Cyclone Pam was regarded as one of the worst natural disasters in the history of Vanuatu – the island nation located in the South Pacific Ocean. Sixteen people died, many were injured, and thousands of homes, schools and buildings were destroyed.
The impact of the cyclone was felt across the 83 islands in the archipelago. Among those who lost much was Collinette Siba and her family, who live on the tiny island of Pentecost.
Like many, Collinette lost her home and possessions, yet one precious thing survived – the New Testament translation on which Collinette has been working for 19 years.
We lost everything during the cyclone. Our home and our guest house were destroyed, and we had to take refuge in the church. We were terrified. After the cyclone had gone, we discovered that there was nothing left. But before the cyclone had struck, my husband Robin had put our Bible and my translation books in a plastic container, which he had placed under a table. It was still there, not even wet!

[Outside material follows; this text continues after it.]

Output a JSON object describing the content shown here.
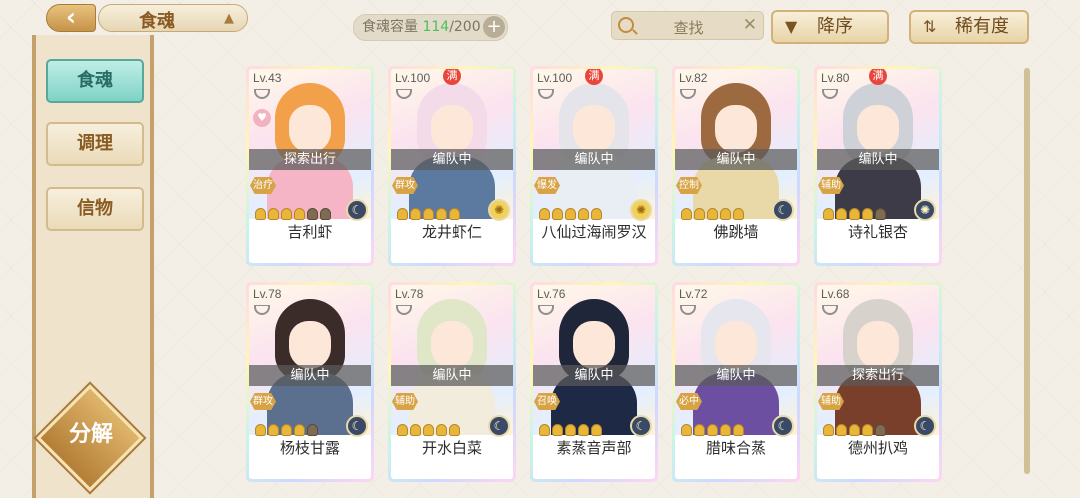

The work to translate God’s Word into the Hano language (also known as Raga) commenced in 1979 but has encountered a number of challenges. Parts of the translation have been lost or damaged in previous cyclones, meaning work has had to be repeated. Obtaining sufficient funding has also been a on-going difficulty. However, it is now hoped that the New Testament will be completed by 2016.
Despite this good news, the translators continue to live and work in exceptionally difficult circumstances. This became clear at a recent translation session in Port Vila.
It quickly became clear to me that the translators are still traumatised. Collinette, her husband and their four children are still living in a tent. Drinking water is strictly rationed and they have to wash in the sea, a 45-minute walk away. They have only received two food packages from the government. There is no hope of them rebuilding their home in the near future. The other translators are facing similar challenges.
Apenisa Lewatoro, Translation Officer at the Bible Society in the South Pacific
Whilst much focus was given to the on-going translation work, the plans for their time together changed.
For two hours every morning, before we worked on the translations, we talked and prayed together. We found a lot of comfort in sharing our experiences. We also decided to translate into Bislama (the common language of Vanuatu) a trauma healing booklet called ‘Healing the Wounds of Trauma: How the Church can Help’.
- Please pray for Collinette and others in Vanuatu who are still experiencing great pain and suffering as a result of Cyclone Pam.
- Pray, too, for the completion of the Hano New Testament and for other translation work ongoing throughout the South Pacific.